YOUR OBJECTIVE: For every entry, output the exact wording.

RECORDED INFORMATION:
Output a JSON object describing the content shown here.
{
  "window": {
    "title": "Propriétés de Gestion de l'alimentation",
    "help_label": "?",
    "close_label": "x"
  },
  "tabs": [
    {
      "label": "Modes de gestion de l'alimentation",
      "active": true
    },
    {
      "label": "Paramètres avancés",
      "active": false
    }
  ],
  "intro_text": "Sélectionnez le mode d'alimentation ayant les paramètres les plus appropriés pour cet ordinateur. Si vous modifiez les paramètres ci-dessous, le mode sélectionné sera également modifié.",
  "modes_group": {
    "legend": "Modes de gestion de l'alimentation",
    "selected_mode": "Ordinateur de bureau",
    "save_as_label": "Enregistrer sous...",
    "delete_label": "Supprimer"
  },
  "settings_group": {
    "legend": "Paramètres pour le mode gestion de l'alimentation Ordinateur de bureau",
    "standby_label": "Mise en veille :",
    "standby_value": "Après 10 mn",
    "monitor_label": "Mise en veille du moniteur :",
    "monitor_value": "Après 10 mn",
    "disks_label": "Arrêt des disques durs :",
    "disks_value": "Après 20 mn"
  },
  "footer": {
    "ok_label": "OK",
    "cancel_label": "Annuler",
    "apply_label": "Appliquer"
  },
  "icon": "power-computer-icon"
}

OUTPUT BELOW:
Output a JSON object describing the content shown here.
{
  "window": {
    "title": "Propriétés de Gestion de l'alimentation",
    "help_label": "?",
    "close_label": "x"
  },
  "tabs": [
    {
      "label": "Modes de gestion de l'alimentation",
      "active": true
    },
    {
      "label": "Paramètres avancés",
      "active": false
    }
  ],
  "intro_text": "Sélectionnez le mode d'alimentation ayant les paramètres les plus appropriés pour cet ordinateur. Si vous modifiez les paramètres ci-dessous, le mode sélectionné sera également modifié.",
  "modes_group": {
    "legend": "Modes de gestion de l'alimentation",
    "selected_mode": "Ordinateur de bureau",
    "save_as_label": "Enregistrer sous...",
    "delete_label": "Supprimer"
  },
  "settings_group": {
    "legend": "Paramètres pour le mode gestion de l'alimentation Ordinateur de bureau",
    "standby_label": "Mise en veille :",
    "standby_value": "Après 10 mn",
    "monitor_label": "Mise en veille du moniteur :",
    "monitor_value": "Après 10 mn",
    "disks_label": "Arrêt des disques durs :",
    "disks_value": "Après 20 mn"
  },
  "footer": {
    "ok_label": "OK",
    "cancel_label": "Annuler",
    "apply_label": "Appliquer"
  },
  "icon": "power-computer-icon"
}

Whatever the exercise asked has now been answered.